> [SOURCE DATA]:
# # # #

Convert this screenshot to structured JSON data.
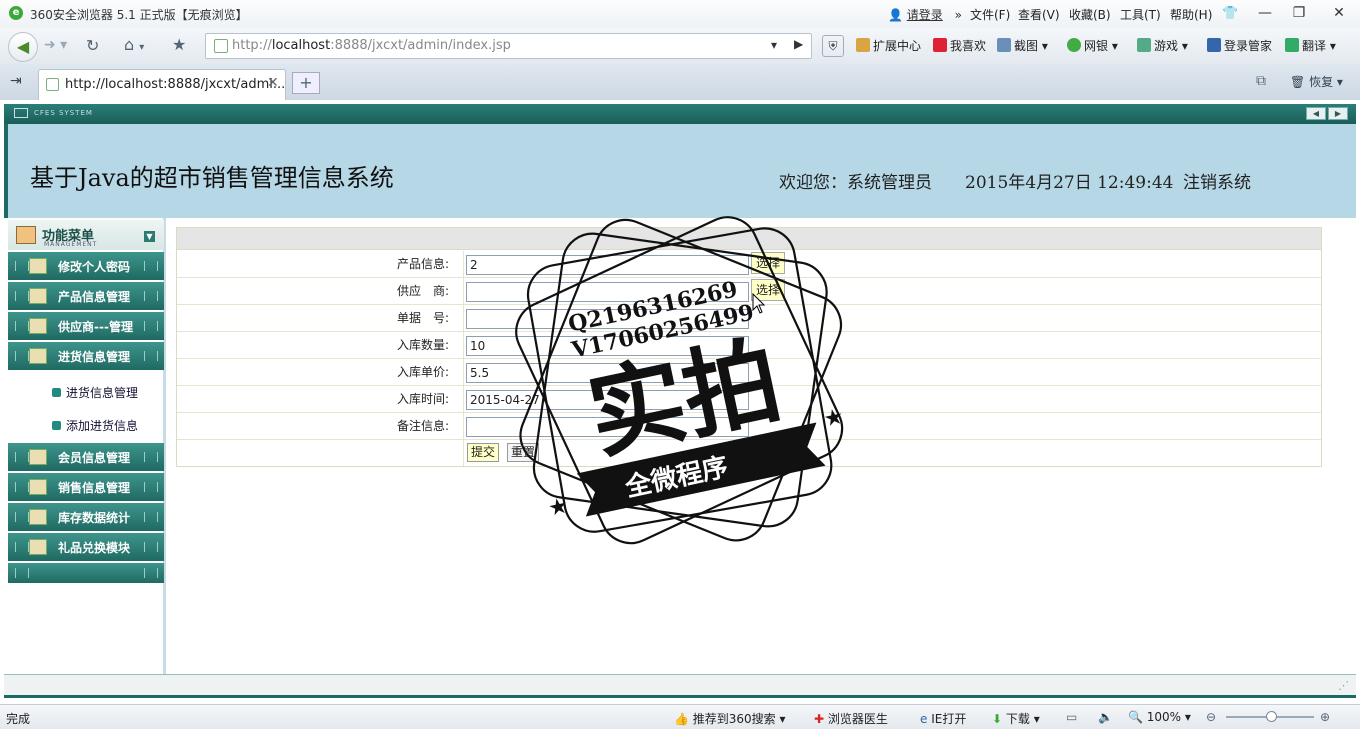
{
  "browser": {
    "title": "360安全浏览器 5.1 正式版【无痕浏览】",
    "login": "请登录",
    "menu": [
      "文件(F)",
      "查看(V)",
      "收藏(B)",
      "工具(T)",
      "帮助(H)"
    ],
    "url_prefix": "http://",
    "url_host": "localhost",
    "url_rest": ":8888/jxcxt/admin/index.jsp",
    "toolbar": [
      "扩展中心",
      "我喜欢",
      "截图",
      "网银",
      "游戏",
      "登录管家",
      "翻译"
    ],
    "tab_title": "http://localhost:8888/jxcxt/admi...",
    "restore": "恢复",
    "accent": "#1d6a64"
  },
  "app": {
    "brand": "CFES SYSTEM",
    "system_title": "基于Java的超市销售管理信息系统",
    "welcome": "欢迎您：系统管理员",
    "datetime": "2015年4月27日  12:49:44",
    "logout": "注销系统",
    "menu_title": "功能菜单",
    "menu_sub": "MANAGEMENT",
    "menu_items": [
      "修改个人密码",
      "产品信息管理",
      "供应商---管理",
      "进货信息管理"
    ],
    "sub_items": [
      "进货信息管理",
      "添加进货信息"
    ],
    "menu_items2": [
      "会员信息管理",
      "销售信息管理",
      "库存数据统计",
      "礼品兑换模块"
    ]
  },
  "form": {
    "rows": [
      {
        "label": "产品信息:",
        "value": "2",
        "select": "选择"
      },
      {
        "label": "供应　商:",
        "value": "",
        "select": "选择"
      },
      {
        "label": "单据　号:",
        "value": ""
      },
      {
        "label": "入库数量:",
        "value": "10"
      },
      {
        "label": "入库单价:",
        "value": "5.5"
      },
      {
        "label": "入库时间:",
        "value": "2015-04-27"
      },
      {
        "label": "备注信息:",
        "value": ""
      }
    ],
    "submit": "提交",
    "reset": "重置"
  },
  "stamp": {
    "line1": "Q2196316269",
    "line2": "V17060256499",
    "main": "实拍",
    "ribbon": "全微程序"
  },
  "status": {
    "done": "完成",
    "items": [
      "推荐到360搜索",
      "浏览器医生",
      "IE打开",
      "下载"
    ],
    "zoom": "100%"
  }
}
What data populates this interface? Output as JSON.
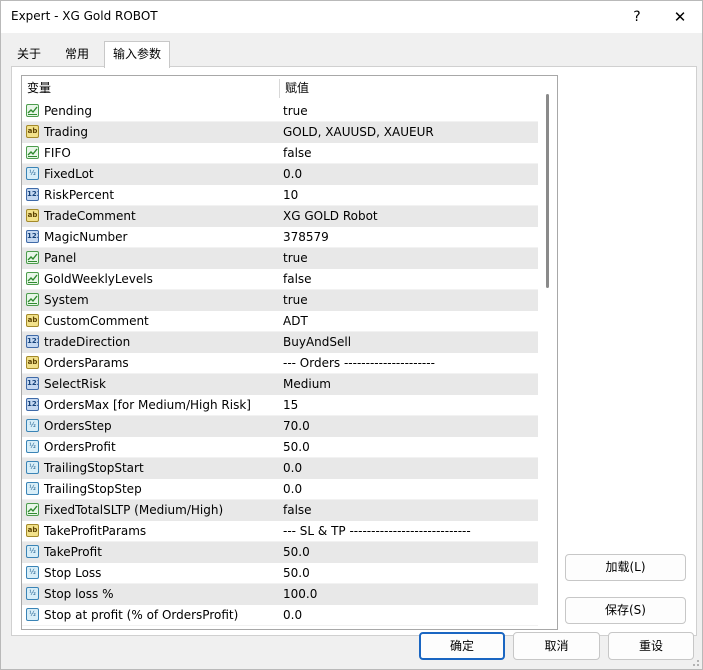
{
  "window": {
    "title": "Expert - XG Gold ROBOT",
    "help": "?",
    "close": "✕"
  },
  "tabs": [
    {
      "label": "关于"
    },
    {
      "label": "常用"
    },
    {
      "label": "输入参数"
    }
  ],
  "grid": {
    "headers": {
      "variable": "变量",
      "value": "赋值"
    },
    "rows": [
      {
        "name": "Pending",
        "value": "true",
        "type": "bool"
      },
      {
        "name": "Trading",
        "value": "GOLD, XAUUSD, XAUEUR",
        "type": "string"
      },
      {
        "name": "FIFO",
        "value": "false",
        "type": "bool"
      },
      {
        "name": "FixedLot",
        "value": "0.0",
        "type": "double"
      },
      {
        "name": "RiskPercent",
        "value": "10",
        "type": "int"
      },
      {
        "name": "TradeComment",
        "value": "XG GOLD Robot",
        "type": "string"
      },
      {
        "name": "MagicNumber",
        "value": "378579",
        "type": "int"
      },
      {
        "name": "Panel",
        "value": "true",
        "type": "bool"
      },
      {
        "name": "GoldWeeklyLevels",
        "value": "false",
        "type": "bool"
      },
      {
        "name": "System",
        "value": "true",
        "type": "bool"
      },
      {
        "name": "CustomComment",
        "value": "ADT",
        "type": "string"
      },
      {
        "name": "tradeDirection",
        "value": "BuyAndSell",
        "type": "int"
      },
      {
        "name": "OrdersParams",
        "value": "--- Orders ---------------------",
        "type": "string"
      },
      {
        "name": "SelectRisk",
        "value": "Medium",
        "type": "int"
      },
      {
        "name": "OrdersMax [for Medium/High Risk]",
        "value": "15",
        "type": "int"
      },
      {
        "name": "OrdersStep",
        "value": "70.0",
        "type": "double"
      },
      {
        "name": "OrdersProfit",
        "value": "50.0",
        "type": "double"
      },
      {
        "name": "TrailingStopStart",
        "value": "0.0",
        "type": "double"
      },
      {
        "name": "TrailingStopStep",
        "value": "0.0",
        "type": "double"
      },
      {
        "name": "FixedTotalSLTP (Medium/High)",
        "value": "false",
        "type": "bool"
      },
      {
        "name": "TakeProfitParams",
        "value": "--- SL & TP ----------------------------",
        "type": "string"
      },
      {
        "name": "TakeProfit",
        "value": "50.0",
        "type": "double"
      },
      {
        "name": "Stop Loss",
        "value": "50.0",
        "type": "double"
      },
      {
        "name": "Stop loss %",
        "value": "100.0",
        "type": "double"
      },
      {
        "name": "Stop at profit (% of OrdersProfit)",
        "value": "0.0",
        "type": "double"
      }
    ]
  },
  "icons": {
    "string": "ab",
    "int": "123",
    "double": "½",
    "bool": "toggle-icon"
  },
  "side_buttons": {
    "load": "加载(L)",
    "save": "保存(S)"
  },
  "footer_buttons": {
    "ok": "确定",
    "cancel": "取消",
    "reset": "重设"
  },
  "colors": {
    "primary_border": "#1a66c2",
    "alt_row": "#e8e8e8"
  }
}
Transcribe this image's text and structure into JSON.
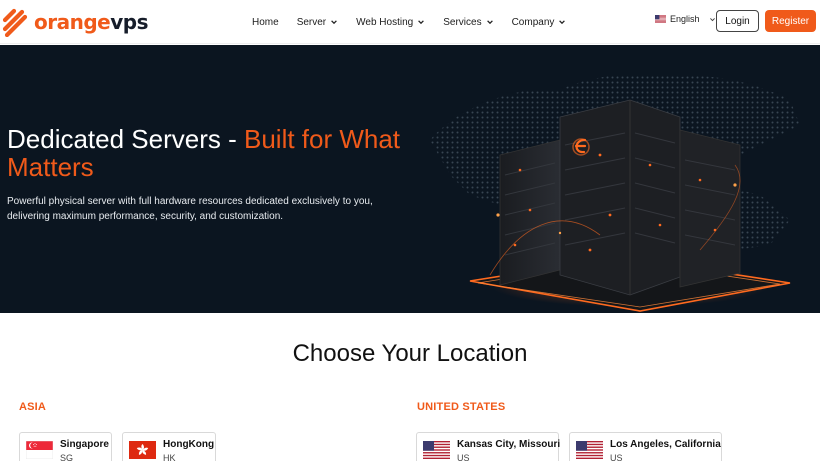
{
  "brand": {
    "name_part1": "orange",
    "name_part2": "vps",
    "accent_color": "#f05a1a",
    "dark_color": "#161d2a"
  },
  "nav": {
    "items": [
      {
        "label": "Home",
        "has_dropdown": false
      },
      {
        "label": "Server",
        "has_dropdown": true
      },
      {
        "label": "Web Hosting",
        "has_dropdown": true
      },
      {
        "label": "Services",
        "has_dropdown": true
      },
      {
        "label": "Company",
        "has_dropdown": true
      }
    ],
    "language": "English",
    "login_label": "Login",
    "register_label": "Register"
  },
  "hero": {
    "title_main": "Dedicated Servers - ",
    "title_accent": "Built for What Matters",
    "description": "Powerful physical server with full hardware resources dedicated exclusively to you, delivering maximum performance, security, and customization.",
    "background_color": "#0b1520"
  },
  "locations": {
    "heading": "Choose Your Location",
    "regions": [
      {
        "name": "ASIA",
        "cards": [
          {
            "name": "Singapore",
            "code": "SG",
            "flag_icon": "singapore-flag-icon"
          },
          {
            "name": "HongKong",
            "code": "HK",
            "flag_icon": "hongkong-flag-icon"
          }
        ]
      },
      {
        "name": "UNITED STATES",
        "cards": [
          {
            "name": "Kansas City, Missouri",
            "code": "US",
            "flag_icon": "us-flag-icon"
          },
          {
            "name": "Los Angeles, California",
            "code": "US",
            "flag_icon": "us-flag-icon"
          }
        ]
      }
    ]
  }
}
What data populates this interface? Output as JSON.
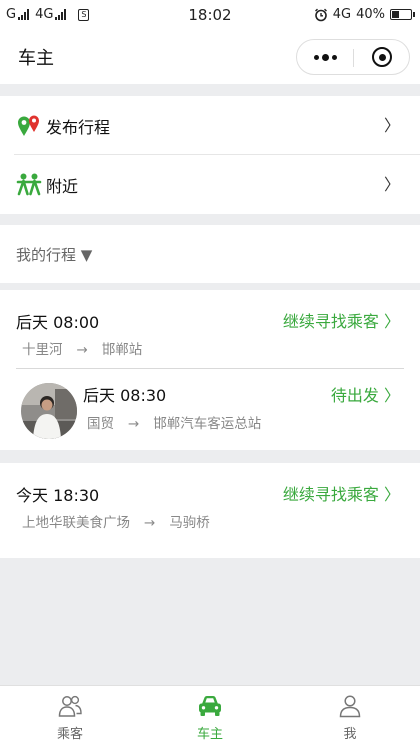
{
  "status_bar": {
    "carrier_1": "G",
    "carrier_2": "4G",
    "time": "18:02",
    "network": "4G",
    "battery": "40%"
  },
  "nav": {
    "title": "车主"
  },
  "menu": {
    "publish_label": "发布行程",
    "nearby_label": "附近",
    "arrow": "〉"
  },
  "trips_header": {
    "label": "我的行程 ▼"
  },
  "trips": [
    {
      "time": "后天 08:00",
      "from": "十里河",
      "to": "邯郸站",
      "arrow": "→",
      "action": "继续寻找乘客 〉"
    },
    {
      "time": "后天 08:30",
      "from": "国贸",
      "to": "邯郸汽车客运总站",
      "arrow": "→",
      "action": "待出发 〉"
    },
    {
      "time": "今天 18:30",
      "from": "上地华联美食广场",
      "to": "马驹桥",
      "arrow": "→",
      "action": "继续寻找乘客 〉"
    }
  ],
  "tabs": [
    {
      "label": "乘客",
      "icon": "people-icon",
      "active": false
    },
    {
      "label": "车主",
      "icon": "car-icon",
      "active": true
    },
    {
      "label": "我",
      "icon": "person-icon",
      "active": false
    }
  ],
  "colors": {
    "accent_green": "#3aa93e",
    "background": "#ecedef",
    "pin_red": "#e0332e"
  }
}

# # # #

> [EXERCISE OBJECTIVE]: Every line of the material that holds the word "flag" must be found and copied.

> [RESULT]:
            "flag_icon": "singapore-flag-icon"
            "flag_icon": "hongkong-flag-icon"
            "flag_icon": "us-flag-icon"
            "flag_icon": "us-flag-icon"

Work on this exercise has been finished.